This affects your game. Once York went down to two tables the tables played so much better, and I was fortunate enough to win the tournament.
Then at the Champions Cup event in Coventry, the one-table set up was terrific - we couldn't haven't asked for better conditions.
The same goes for the Masters at Alexandra Palace, which Shaun Murphy won. The one-table set-up was great again.
Is this a coincedence? I don't think so. I really do think it is the atmosphere that creates bad kicks and bounces.
In Germany, we had a great venue and great acoustics. The Tempodrom in Berlin really is the perfect snooker venue.
I didn't have one bad bounce or many kicks I can remember. Yes, there were five tables, but the way it was set up ensured the crowds surrounded all the tables.
The atmosphere in that place is incredible. Hence I believe it creates perfect playing conditions for us.
TV LIGHTING ALSO PLAYS A MAJOR PART IN KICKS
At qualifying in Barnsley, the tables in general play consistently well. They might be slow or quick, but they don't have inconsistent bounces. Or many kicks.
That is because you don't have the TV lighting affecting qualifying matches. The TV lighting is also playing its part in kicks and bounces.
I believe if you put TV lighting in Barnsley, you would get bounces and kicks all over the place.
It would probably be worth trying that out to see what effect this has.
I would bet my last penny that the practice tables at the UK in York which were used as match tables in the early rounds played perfectly well.
I'd like to see what the players who played on them have to say on the playing conditions on those tables. Yes, there are four tables in a line, and no crowds down the side, but they didn't have the proper TV lighting. I believe those tables would have played perfectly well.
I'd love to know or even play a match on them to find out what the difference is.
All this polishing balls and stuff after getting a kick - I'm not convinced that's the right way to go. Or makes much difference.
JOHN HIGGINS' SUCCESS IN WALES WAS NO SURPRISE
The shoot-out at Blackpool is always a great event for the fans, but you need to get lucky to have a run at that tournament. I lost to Tom Ford in my second match, and didn't pot a ball. My most recent ranking tournament was the Welsh Open.
I lost to Matthew Stevens 4-3 in the third round in Cardiff, but I was pleased to see John Higgins pick up the trophy.

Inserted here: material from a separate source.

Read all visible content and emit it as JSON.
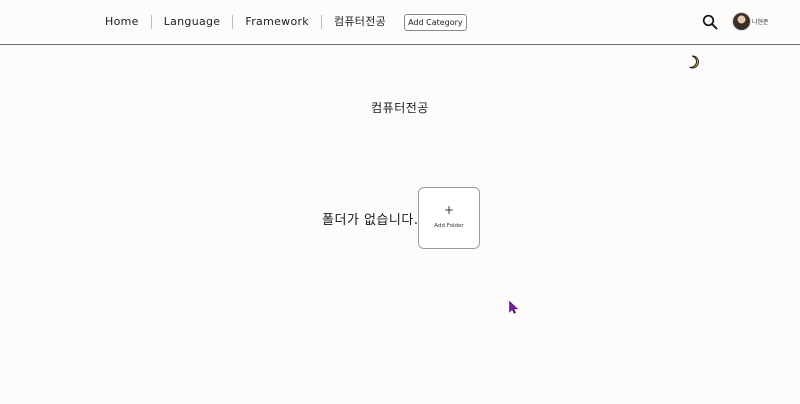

It is not good for me and the rest of the snooker players, but is good for the punters who want to watch the very best level of snooker being played. Some of John's play during the Welsh Open was as good as it gets: great technique, great potting, good safety, solid break building and a great rhythm around the table.
He is one of those players I just love to watch. He hits the ball so well, and there is absolutely no movement on the shot. He really does it better than anyone in the game has over the past 20 years or so.
LUCA BRECEL CAN HAVE A GOLDEN FUTURE
I also want to mention young Luca Brecel. I don't want to put too much pressure on this guy as I would love to see him reach his true potential. He is such a talent, and has a great snooker brain. He has a relaxed touch around the balls, and is only going to get better if he dedicates himself to his snooker.
I watched his game against Mark Selby in Cardiff when he won 4-3. I didn't think he would beat Mark on the tactical side of the exchanges. I thought Selby would outfox him. But credit to Luca, he got stuck in and grabbed the match when the chance came along - like all great players do.
I was so impressed with that performance. Only a strong Higgins in the last four halted him.
Even more impressive was that Mark is the world champion, and was coming off winning the German Masters, so even more credit goes to Luca.
Brecel reminds me a bit of the darts player Michael van Gerwen. He struts around with that confidence Van Gerwen has. All great players have it. He looks like he belongs out there. There is nothing better then to watch a player play with that type of confidence.